No pictures this week. The scenery is so vast, so dramatic, it is difficult to capture in a photograph. I prefer to walk, letting my thoughts come and go at will, as I commune with nature.
February 2002 Wilyabrup. This time I start early in the afternoon and head south to Gracetown, making the 12.5km in just over three hours – I’m getting fitter.
A lovely varied walk, behind the Wilyabrup cliffs through undulating grass and woodland with a steep dive to the beach; I ford the trickle of Biljedup Brook, and scramble up the other side. Impenetrable bush, shoulder high, encroaches on the path to scratch my arms and legs, but allows glimpses of the sea to my right. The thunderous sound of invisible waves dashing against the rocks far below, fills my ears.
A large incongruous Asian-type house with flat roof looms ahead and another steep trail – this time conveniently stepped with thick logs – takes me down to the beach. I flounder in the soft sand of a broken dune, behind which the ocean thunders menacingly. A lone surfer appears to sit on the sand and ponder the scene. We exchange pleasantries.
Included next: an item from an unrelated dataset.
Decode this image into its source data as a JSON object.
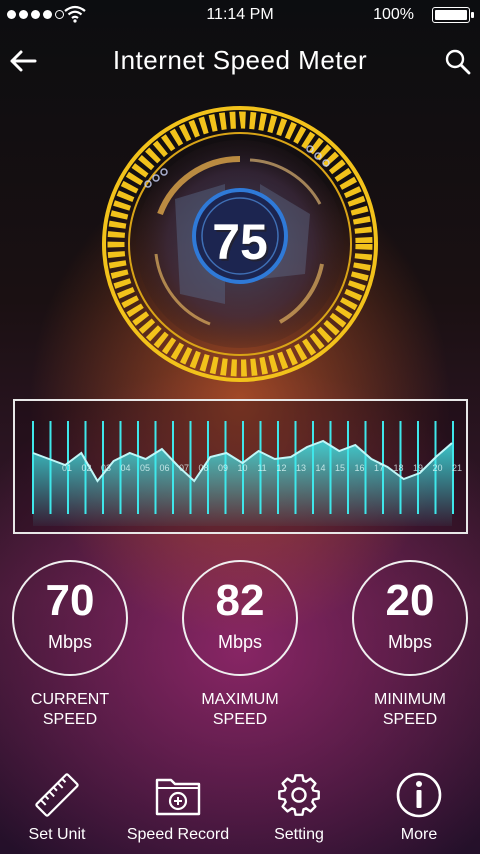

It’s always nice to meet someone, who might remember should disaster strike and a search party want to know… there are many kangaroo tracks and droppings along the cliff path, and no room to dodge should we come face to face. What would I do? Throw my backpack and hope it lands white side up on the prickly bush to mark the spot. (I am later told they just run away).
The path is very overgrown but marked with intermittent cape-to-cape posts. In my preoccupation I almost tread on a fat blue-tongue lizard lying doggo beneath a knee-high overhang of bush. Ugh.
I join an unused 4wd track which winds through lower bush. It must look beautiful when in spring flower. Birds chirp and flit in the evening air – mostly honeyeaters. I disturb a quail of sorts which quickly disappears into the bush. Opposite some tumbled rocks where cormorants perch in silhouettes against the sea, the path leaves the road.
Welcome markers, each visible from the one before, guide me in devious wobbles as I negotiate rocks, wet mossy cracks, and small crevices below some low cliffs. Boulders of all sizes, weathered through the ages, lie in tumbled layers. Against them the breakers continuously crash, at intervals throwing up a gigantic spume of spray.
Two surfers clamber down through the boulders, hugging their boards as I approach. Further on, I turn to watch them catch the waves unerringly every time. They stand upright with triumphant shouts and zig-zag in front of the curl as the surf thunders down. Just before it seems they will be dashed against the treacherous rocks, they submerge, float out behind the wave, and head seawards again to look for another.
A short stumpy walk over yet another headland, and the sound of traffic heralds the road into Gracetown.
In the evening Annette and I go to a friends’ house for a ladies’ get-together while the men stay at home to do their thing (watch cricket and drink beer). We give each other foot massages and foot baths; I sleep well that night.